* _MATERIAL SHOWN_:
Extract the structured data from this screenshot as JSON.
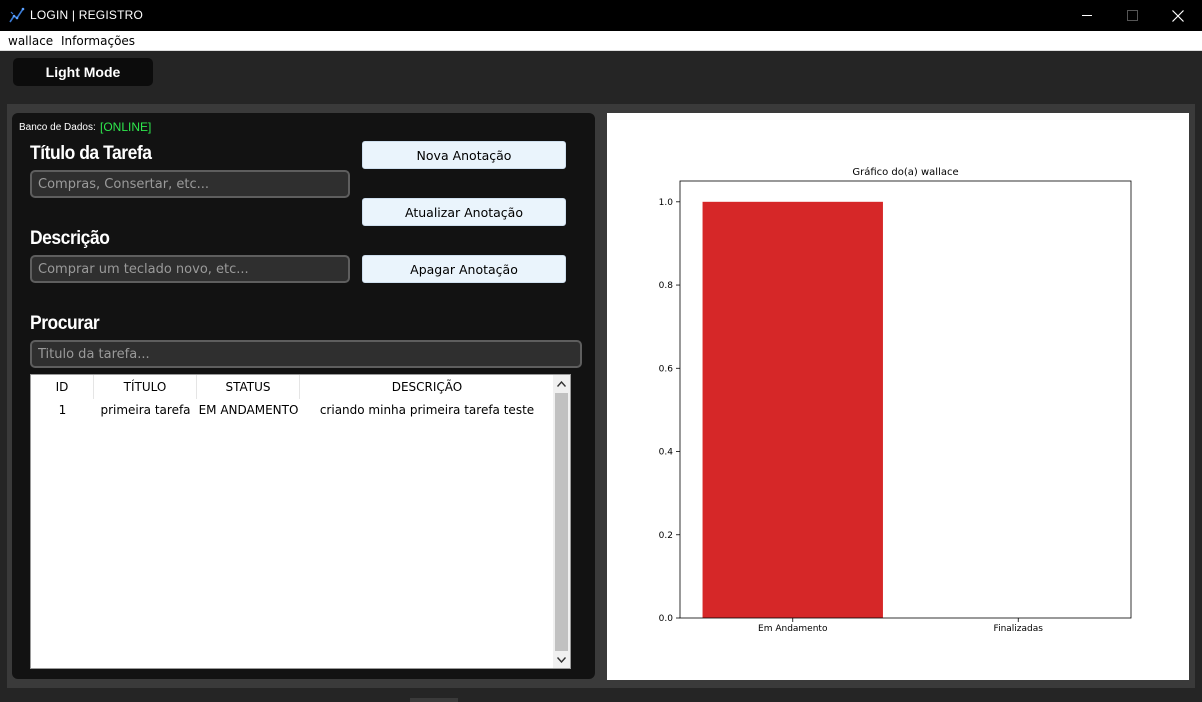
{
  "window": {
    "title": "LOGIN | REGISTRO"
  },
  "menu": {
    "items": [
      "wallace",
      "Informações"
    ]
  },
  "mode_button": "Light Mode",
  "database": {
    "label": "Banco de Dados:",
    "status": "[ONLINE]",
    "status_color": "#2ee84c"
  },
  "form": {
    "title_label": "Título da Tarefa",
    "title_placeholder": "Compras, Consertar, etc...",
    "desc_label": "Descrição",
    "desc_placeholder": "Comprar um teclado novo, etc...",
    "search_label": "Procurar",
    "search_placeholder": "Titulo da tarefa..."
  },
  "buttons": {
    "new": "Nova Anotação",
    "update": "Atualizar Anotação",
    "delete": "Apagar Anotação"
  },
  "table": {
    "columns": [
      "ID",
      "TÍTULO",
      "STATUS",
      "DESCRIÇÃO"
    ],
    "rows": [
      [
        "1",
        "primeira tarefa",
        "EM ANDAMENTO",
        "criando minha primeira tarefa teste"
      ]
    ]
  },
  "chart_data": {
    "type": "bar",
    "title": "Gráfico do(a) wallace",
    "categories": [
      "Em Andamento",
      "Finalizadas"
    ],
    "values": [
      1.0,
      0.0
    ],
    "ylim": [
      0,
      1.05
    ],
    "yticks": [
      "0.0",
      "0.2",
      "0.4",
      "0.6",
      "0.8",
      "1.0"
    ],
    "bar_color": "#d62728",
    "grid": false
  }
}
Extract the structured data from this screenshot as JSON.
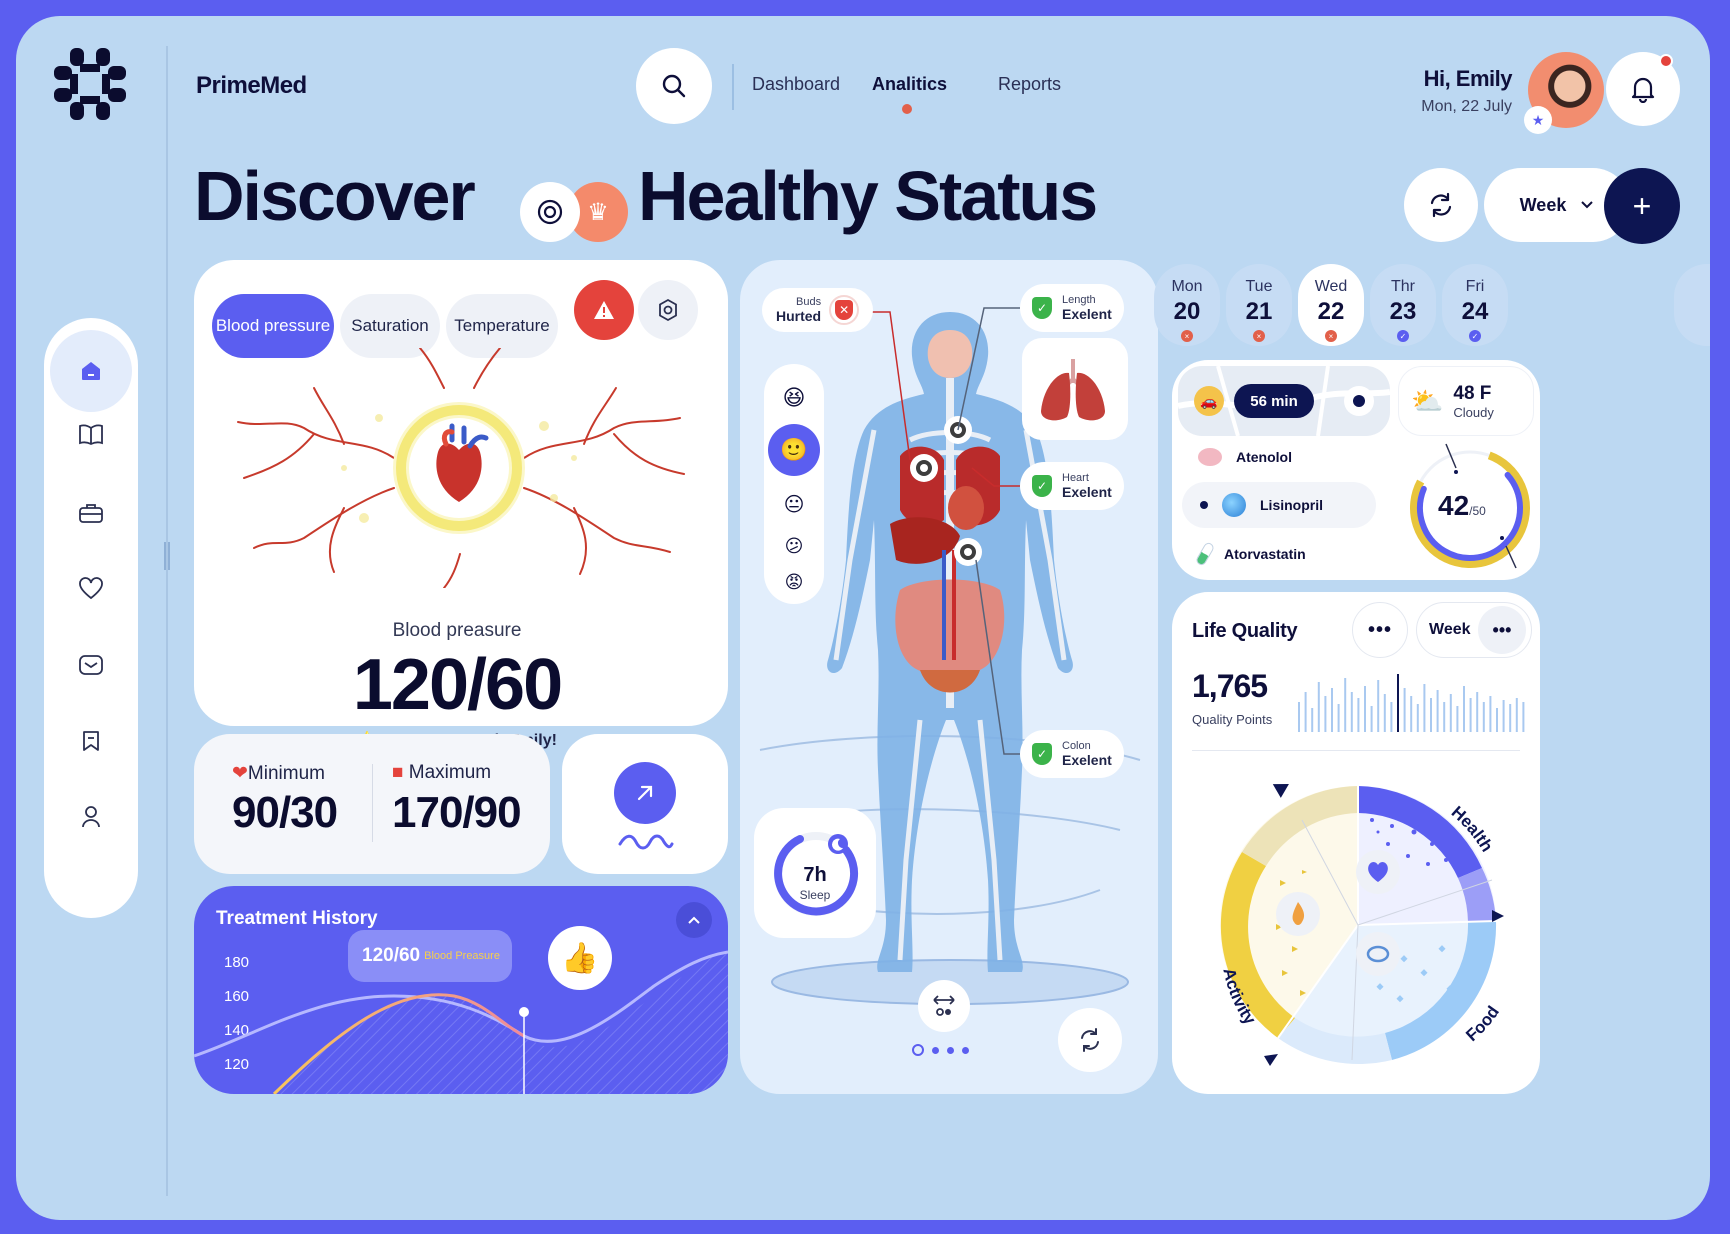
{
  "app": {
    "name": "PrimeMed"
  },
  "nav": {
    "items": [
      "Dashboard",
      "Analitics",
      "Reports"
    ],
    "active": "Analitics"
  },
  "user": {
    "greeting": "Hi, Emily",
    "date": "Mon, 22 July"
  },
  "heading": {
    "part1": "Discover",
    "part2": "Healthy Status"
  },
  "controls": {
    "period": "Week"
  },
  "tabs": [
    "Blood pressure",
    "Saturation",
    "Temperature"
  ],
  "blood": {
    "label": "Blood preasure",
    "value": "120/60",
    "message": "It’s a great result Emily!"
  },
  "range": {
    "min_label": "Minimum",
    "min_value": "90/30",
    "max_label": "Maximum",
    "max_value": "170/90"
  },
  "treatment": {
    "title": "Treatment History",
    "ticks": [
      "180",
      "160",
      "140",
      "120"
    ],
    "tooltip_value": "120/60",
    "tooltip_label": "Blood Preasure"
  },
  "organs": [
    {
      "small": "Buds",
      "status": "Hurted",
      "state": "bad"
    },
    {
      "small": "Length",
      "status": "Exelent",
      "state": "good"
    },
    {
      "small": "Heart",
      "status": "Exelent",
      "state": "good"
    },
    {
      "small": "Colon",
      "status": "Exelent",
      "state": "good"
    }
  ],
  "moods": [
    "😆",
    "🙂",
    "😐",
    "😕",
    "😡"
  ],
  "sleep": {
    "value": "7h",
    "label": "Sleep"
  },
  "pager": {
    "pages": 4,
    "active": 0
  },
  "days": [
    {
      "name": "Mon",
      "num": "20",
      "status": "missed"
    },
    {
      "name": "Tue",
      "num": "21",
      "status": "missed"
    },
    {
      "name": "Wed",
      "num": "22",
      "status": "missed",
      "selected": true
    },
    {
      "name": "Thr",
      "num": "23",
      "status": "done"
    },
    {
      "name": "Fri",
      "num": "24",
      "status": "done"
    }
  ],
  "travel": {
    "duration": "56 min"
  },
  "weather": {
    "temp": "48 F",
    "desc": "Cloudy"
  },
  "meds": [
    "Atenolol",
    "Lisinopril",
    "Atorvastatin"
  ],
  "dose": {
    "value": "42",
    "total": "/50",
    "fraction": 0.84
  },
  "life": {
    "title": "Life Quality",
    "period": "Week",
    "points": "1,765",
    "points_label": "Quality Points",
    "segments": [
      "Health",
      "Food",
      "Activity"
    ]
  },
  "colors": {
    "accent": "#5b5ef0",
    "navy": "#0d1552",
    "yellow": "#e8c53c",
    "danger": "#e4433c",
    "good": "#3bb34a"
  }
}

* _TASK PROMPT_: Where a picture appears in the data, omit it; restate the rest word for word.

* _ANSWER_:
Extract the structured data from this screenshot as JSON.
{
  "window": {
    "title": "LOGIN | REGISTRO"
  },
  "menu": {
    "items": [
      "wallace",
      "Informações"
    ]
  },
  "mode_button": "Light Mode",
  "database": {
    "label": "Banco de Dados:",
    "status": "[ONLINE]",
    "status_color": "#2ee84c"
  },
  "form": {
    "title_label": "Título da Tarefa",
    "title_placeholder": "Compras, Consertar, etc...",
    "desc_label": "Descrição",
    "desc_placeholder": "Comprar um teclado novo, etc...",
    "search_label": "Procurar",
    "search_placeholder": "Titulo da tarefa..."
  },
  "buttons": {
    "new": "Nova Anotação",
    "update": "Atualizar Anotação",
    "delete": "Apagar Anotação"
  },
  "table": {
    "columns": [
      "ID",
      "TÍTULO",
      "STATUS",
      "DESCRIÇÃO"
    ],
    "rows": [
      [
        "1",
        "primeira tarefa",
        "EM ANDAMENTO",
        "criando minha primeira tarefa teste"
      ]
    ]
  },
  "chart_data": {
    "type": "bar",
    "title": "Gráfico do(a) wallace",
    "categories": [
      "Em Andamento",
      "Finalizadas"
    ],
    "values": [
      1.0,
      0.0
    ],
    "ylim": [
      0,
      1.05
    ],
    "yticks": [
      "0.0",
      "0.2",
      "0.4",
      "0.6",
      "0.8",
      "1.0"
    ],
    "bar_color": "#d62728",
    "grid": false
  }
}
Extract the structured data from this screenshot as JSON.
{
  "app": {
    "name": "PrimeMed"
  },
  "nav": {
    "items": [
      "Dashboard",
      "Analitics",
      "Reports"
    ],
    "active": "Analitics"
  },
  "user": {
    "greeting": "Hi, Emily",
    "date": "Mon, 22 July"
  },
  "heading": {
    "part1": "Discover",
    "part2": "Healthy Status"
  },
  "controls": {
    "period": "Week"
  },
  "tabs": [
    "Blood pressure",
    "Saturation",
    "Temperature"
  ],
  "blood": {
    "label": "Blood preasure",
    "value": "120/60",
    "message": "It’s a great result Emily!"
  },
  "range": {
    "min_label": "Minimum",
    "min_value": "90/30",
    "max_label": "Maximum",
    "max_value": "170/90"
  },
  "treatment": {
    "title": "Treatment History",
    "ticks": [
      "180",
      "160",
      "140",
      "120"
    ],
    "tooltip_value": "120/60",
    "tooltip_label": "Blood Preasure"
  },
  "organs": [
    {
      "small": "Buds",
      "status": "Hurted",
      "state": "bad"
    },
    {
      "small": "Length",
      "status": "Exelent",
      "state": "good"
    },
    {
      "small": "Heart",
      "status": "Exelent",
      "state": "good"
    },
    {
      "small": "Colon",
      "status": "Exelent",
      "state": "good"
    }
  ],
  "moods": [
    "😆",
    "🙂",
    "😐",
    "😕",
    "😡"
  ],
  "sleep": {
    "value": "7h",
    "label": "Sleep"
  },
  "pager": {
    "pages": 4,
    "active": 0
  },
  "days": [
    {
      "name": "Mon",
      "num": "20",
      "status": "missed"
    },
    {
      "name": "Tue",
      "num": "21",
      "status": "missed"
    },
    {
      "name": "Wed",
      "num": "22",
      "status": "missed",
      "selected": true
    },
    {
      "name": "Thr",
      "num": "23",
      "status": "done"
    },
    {
      "name": "Fri",
      "num": "24",
      "status": "done"
    }
  ],
  "travel": {
    "duration": "56 min"
  },
  "weather": {
    "temp": "48 F",
    "desc": "Cloudy"
  },
  "meds": [
    "Atenolol",
    "Lisinopril",
    "Atorvastatin"
  ],
  "dose": {
    "value": "42",
    "total": "/50",
    "fraction": 0.84
  },
  "life": {
    "title": "Life Quality",
    "period": "Week",
    "points": "1,765",
    "points_label": "Quality Points",
    "segments": [
      "Health",
      "Food",
      "Activity"
    ]
  },
  "colors": {
    "accent": "#5b5ef0",
    "navy": "#0d1552",
    "yellow": "#e8c53c",
    "danger": "#e4433c",
    "good": "#3bb34a"
  }
}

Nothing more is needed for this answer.